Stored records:
___

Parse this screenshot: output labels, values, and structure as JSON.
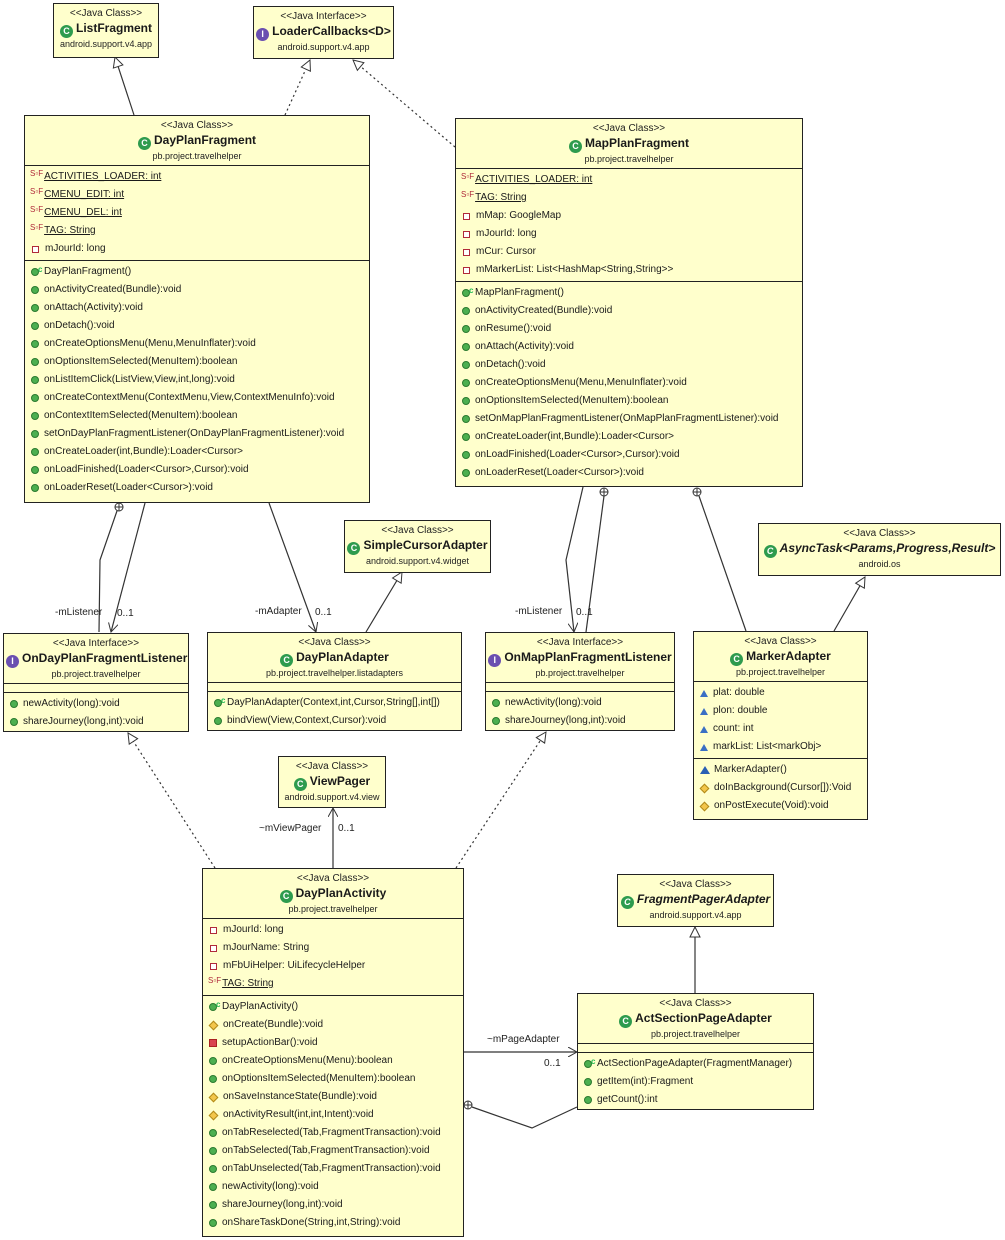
{
  "diagram": {
    "type": "UML class diagram",
    "classes": {
      "listFragment": {
        "stereotype": "<<Java Class>>",
        "name": "ListFragment",
        "package": "android.support.v4.app",
        "kind": "class"
      },
      "loaderCallbacks": {
        "stereotype": "<<Java Interface>>",
        "name": "LoaderCallbacks<D>",
        "package": "android.support.v4.app",
        "kind": "interface"
      },
      "dayPlanFragment": {
        "stereotype": "<<Java Class>>",
        "name": "DayPlanFragment",
        "package": "pb.project.travelhelper",
        "kind": "class",
        "fields": [
          {
            "text": "ACTIVITIES_LOADER: int",
            "visibility": "private-static-final"
          },
          {
            "text": "CMENU_EDIT: int",
            "visibility": "private-static-final"
          },
          {
            "text": "CMENU_DEL: int",
            "visibility": "private-static-final"
          },
          {
            "text": "TAG: String",
            "visibility": "private-static-final"
          },
          {
            "text": "mJourId: long",
            "visibility": "private"
          }
        ],
        "methods": [
          {
            "text": "DayPlanFragment()",
            "visibility": "constructor"
          },
          {
            "text": "onActivityCreated(Bundle):void",
            "visibility": "public"
          },
          {
            "text": "onAttach(Activity):void",
            "visibility": "public"
          },
          {
            "text": "onDetach():void",
            "visibility": "public"
          },
          {
            "text": "onCreateOptionsMenu(Menu,MenuInflater):void",
            "visibility": "public"
          },
          {
            "text": "onOptionsItemSelected(MenuItem):boolean",
            "visibility": "public"
          },
          {
            "text": "onListItemClick(ListView,View,int,long):void",
            "visibility": "public"
          },
          {
            "text": "onCreateContextMenu(ContextMenu,View,ContextMenuInfo):void",
            "visibility": "public"
          },
          {
            "text": "onContextItemSelected(MenuItem):boolean",
            "visibility": "public"
          },
          {
            "text": "setOnDayPlanFragmentListener(OnDayPlanFragmentListener):void",
            "visibility": "public"
          },
          {
            "text": "onCreateLoader(int,Bundle):Loader<Cursor>",
            "visibility": "public"
          },
          {
            "text": "onLoadFinished(Loader<Cursor>,Cursor):void",
            "visibility": "public"
          },
          {
            "text": "onLoaderReset(Loader<Cursor>):void",
            "visibility": "public"
          }
        ]
      },
      "mapPlanFragment": {
        "stereotype": "<<Java Class>>",
        "name": "MapPlanFragment",
        "package": "pb.project.travelhelper",
        "kind": "class",
        "fields": [
          {
            "text": "ACTIVITIES_LOADER: int",
            "visibility": "private-static-final"
          },
          {
            "text": "TAG: String",
            "visibility": "private-static-final"
          },
          {
            "text": "mMap: GoogleMap",
            "visibility": "private"
          },
          {
            "text": "mJourId: long",
            "visibility": "private"
          },
          {
            "text": "mCur: Cursor",
            "visibility": "private"
          },
          {
            "text": "mMarkerList: List<HashMap<String,String>>",
            "visibility": "private"
          }
        ],
        "methods": [
          {
            "text": "MapPlanFragment()",
            "visibility": "constructor"
          },
          {
            "text": "onActivityCreated(Bundle):void",
            "visibility": "public"
          },
          {
            "text": "onResume():void",
            "visibility": "public"
          },
          {
            "text": "onAttach(Activity):void",
            "visibility": "public"
          },
          {
            "text": "onDetach():void",
            "visibility": "public"
          },
          {
            "text": "onCreateOptionsMenu(Menu,MenuInflater):void",
            "visibility": "public"
          },
          {
            "text": "onOptionsItemSelected(MenuItem):boolean",
            "visibility": "public"
          },
          {
            "text": "setOnMapPlanFragmentListener(OnMapPlanFragmentListener):void",
            "visibility": "public"
          },
          {
            "text": "onCreateLoader(int,Bundle):Loader<Cursor>",
            "visibility": "public"
          },
          {
            "text": "onLoadFinished(Loader<Cursor>,Cursor):void",
            "visibility": "public"
          },
          {
            "text": "onLoaderReset(Loader<Cursor>):void",
            "visibility": "public"
          }
        ]
      },
      "simpleCursorAdapter": {
        "stereotype": "<<Java Class>>",
        "name": "SimpleCursorAdapter",
        "package": "android.support.v4.widget",
        "kind": "class"
      },
      "asyncTask": {
        "stereotype": "<<Java Class>>",
        "name": "AsyncTask<Params,Progress,Result>",
        "package": "android.os",
        "kind": "abstract-class"
      },
      "onDayPlanFragmentListener": {
        "stereotype": "<<Java Interface>>",
        "name": "OnDayPlanFragmentListener",
        "package": "pb.project.travelhelper",
        "kind": "interface",
        "methods": [
          {
            "text": "newActivity(long):void",
            "visibility": "public"
          },
          {
            "text": "shareJourney(long,int):void",
            "visibility": "public"
          }
        ]
      },
      "dayPlanAdapter": {
        "stereotype": "<<Java Class>>",
        "name": "DayPlanAdapter",
        "package": "pb.project.travelhelper.listadapters",
        "kind": "class",
        "methods": [
          {
            "text": "DayPlanAdapter(Context,int,Cursor,String[],int[])",
            "visibility": "constructor"
          },
          {
            "text": "bindView(View,Context,Cursor):void",
            "visibility": "public"
          }
        ]
      },
      "onMapPlanFragmentListener": {
        "stereotype": "<<Java Interface>>",
        "name": "OnMapPlanFragmentListener",
        "package": "pb.project.travelhelper",
        "kind": "interface",
        "methods": [
          {
            "text": "newActivity(long):void",
            "visibility": "public"
          },
          {
            "text": "shareJourney(long,int):void",
            "visibility": "public"
          }
        ]
      },
      "markerAdapter": {
        "stereotype": "<<Java Class>>",
        "name": "MarkerAdapter",
        "package": "pb.project.travelhelper",
        "kind": "class",
        "fields": [
          {
            "text": "plat: double",
            "visibility": "package"
          },
          {
            "text": "plon: double",
            "visibility": "package"
          },
          {
            "text": "count: int",
            "visibility": "package"
          },
          {
            "text": "markList: List<markObj>",
            "visibility": "package"
          }
        ],
        "methods": [
          {
            "text": "MarkerAdapter()",
            "visibility": "package-constructor"
          },
          {
            "text": "doInBackground(Cursor[]):Void",
            "visibility": "protected"
          },
          {
            "text": "onPostExecute(Void):void",
            "visibility": "protected"
          }
        ]
      },
      "viewPager": {
        "stereotype": "<<Java Class>>",
        "name": "ViewPager",
        "package": "android.support.v4.view",
        "kind": "class"
      },
      "dayPlanActivity": {
        "stereotype": "<<Java Class>>",
        "name": "DayPlanActivity",
        "package": "pb.project.travelhelper",
        "kind": "class",
        "fields": [
          {
            "text": "mJourId: long",
            "visibility": "private"
          },
          {
            "text": "mJourName: String",
            "visibility": "private"
          },
          {
            "text": "mFbUiHelper: UiLifecycleHelper",
            "visibility": "private"
          },
          {
            "text": "TAG: String",
            "visibility": "private-static-final"
          }
        ],
        "methods": [
          {
            "text": "DayPlanActivity()",
            "visibility": "constructor"
          },
          {
            "text": "onCreate(Bundle):void",
            "visibility": "protected"
          },
          {
            "text": "setupActionBar():void",
            "visibility": "private-method"
          },
          {
            "text": "onCreateOptionsMenu(Menu):boolean",
            "visibility": "public"
          },
          {
            "text": "onOptionsItemSelected(MenuItem):boolean",
            "visibility": "public"
          },
          {
            "text": "onSaveInstanceState(Bundle):void",
            "visibility": "protected"
          },
          {
            "text": "onActivityResult(int,int,Intent):void",
            "visibility": "protected"
          },
          {
            "text": "onTabReselected(Tab,FragmentTransaction):void",
            "visibility": "public"
          },
          {
            "text": "onTabSelected(Tab,FragmentTransaction):void",
            "visibility": "public"
          },
          {
            "text": "onTabUnselected(Tab,FragmentTransaction):void",
            "visibility": "public"
          },
          {
            "text": "newActivity(long):void",
            "visibility": "public"
          },
          {
            "text": "shareJourney(long,int):void",
            "visibility": "public"
          },
          {
            "text": "onShareTaskDone(String,int,String):void",
            "visibility": "public"
          }
        ]
      },
      "fragmentPagerAdapter": {
        "stereotype": "<<Java Class>>",
        "name": "FragmentPagerAdapter",
        "package": "android.support.v4.app",
        "kind": "abstract-class"
      },
      "actSectionPageAdapter": {
        "stereotype": "<<Java Class>>",
        "name": "ActSectionPageAdapter",
        "package": "pb.project.travelhelper",
        "kind": "class",
        "methods": [
          {
            "text": "ActSectionPageAdapter(FragmentManager)",
            "visibility": "constructor"
          },
          {
            "text": "getItem(int):Fragment",
            "visibility": "public"
          },
          {
            "text": "getCount():int",
            "visibility": "public"
          }
        ]
      }
    },
    "edge_labels": {
      "dpf_listener_role": "-mListener",
      "dpf_listener_mult": "0..1",
      "dpf_adapter_role": "-mAdapter",
      "dpf_adapter_mult": "0..1",
      "mpf_listener_role": "-mListener",
      "mpf_listener_mult": "0..1",
      "act_viewpager_role": "~mViewPager",
      "act_viewpager_mult": "0..1",
      "act_pageadapter_role": "~mPageAdapter",
      "act_pageadapter_mult": "0..1"
    },
    "relationships": [
      {
        "from": "DayPlanFragment",
        "to": "ListFragment",
        "type": "generalization"
      },
      {
        "from": "DayPlanFragment",
        "to": "LoaderCallbacks<D>",
        "type": "realization"
      },
      {
        "from": "MapPlanFragment",
        "to": "LoaderCallbacks<D>",
        "type": "realization"
      },
      {
        "from": "DayPlanFragment",
        "to": "OnDayPlanFragmentListener",
        "type": "association",
        "role": "-mListener",
        "multiplicity": "0..1"
      },
      {
        "from": "DayPlanFragment",
        "to": "OnDayPlanFragmentListener",
        "type": "nesting"
      },
      {
        "from": "DayPlanFragment",
        "to": "DayPlanAdapter",
        "type": "association",
        "role": "-mAdapter",
        "multiplicity": "0..1"
      },
      {
        "from": "DayPlanAdapter",
        "to": "SimpleCursorAdapter",
        "type": "generalization"
      },
      {
        "from": "MapPlanFragment",
        "to": "OnMapPlanFragmentListener",
        "type": "association",
        "role": "-mListener",
        "multiplicity": "0..1"
      },
      {
        "from": "MapPlanFragment",
        "to": "OnMapPlanFragmentListener",
        "type": "nesting"
      },
      {
        "from": "MapPlanFragment",
        "to": "MarkerAdapter",
        "type": "nesting"
      },
      {
        "from": "MarkerAdapter",
        "to": "AsyncTask<Params,Progress,Result>",
        "type": "generalization"
      },
      {
        "from": "DayPlanActivity",
        "to": "OnDayPlanFragmentListener",
        "type": "realization"
      },
      {
        "from": "DayPlanActivity",
        "to": "OnMapPlanFragmentListener",
        "type": "realization"
      },
      {
        "from": "DayPlanActivity",
        "to": "ViewPager",
        "type": "association",
        "role": "~mViewPager",
        "multiplicity": "0..1"
      },
      {
        "from": "DayPlanActivity",
        "to": "ActSectionPageAdapter",
        "type": "association",
        "role": "~mPageAdapter",
        "multiplicity": "0..1"
      },
      {
        "from": "DayPlanActivity",
        "to": "ActSectionPageAdapter",
        "type": "nesting"
      },
      {
        "from": "ActSectionPageAdapter",
        "to": "FragmentPagerAdapter",
        "type": "generalization"
      }
    ]
  }
}
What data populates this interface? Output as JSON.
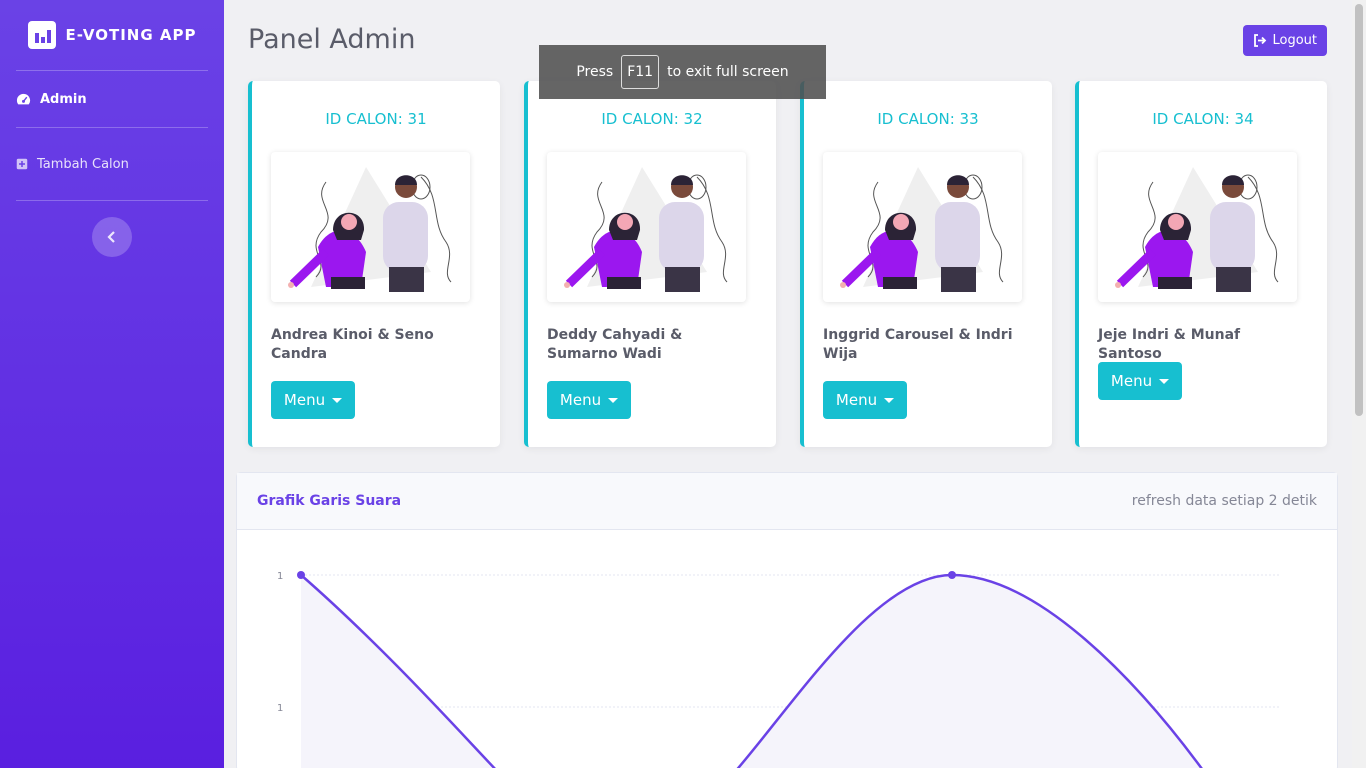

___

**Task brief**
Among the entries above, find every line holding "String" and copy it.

**Response**
            "text": "TAG: String",
            "text": "TAG: String",
            "text": "mMarkerList: List<HashMap<String,String>>",
            "text": "DayPlanAdapter(Context,int,Cursor,String[],int[])",
            "text": "mJourName: String",
            "text": "TAG: String",
            "text": "onShareTaskDone(String,int,String):void",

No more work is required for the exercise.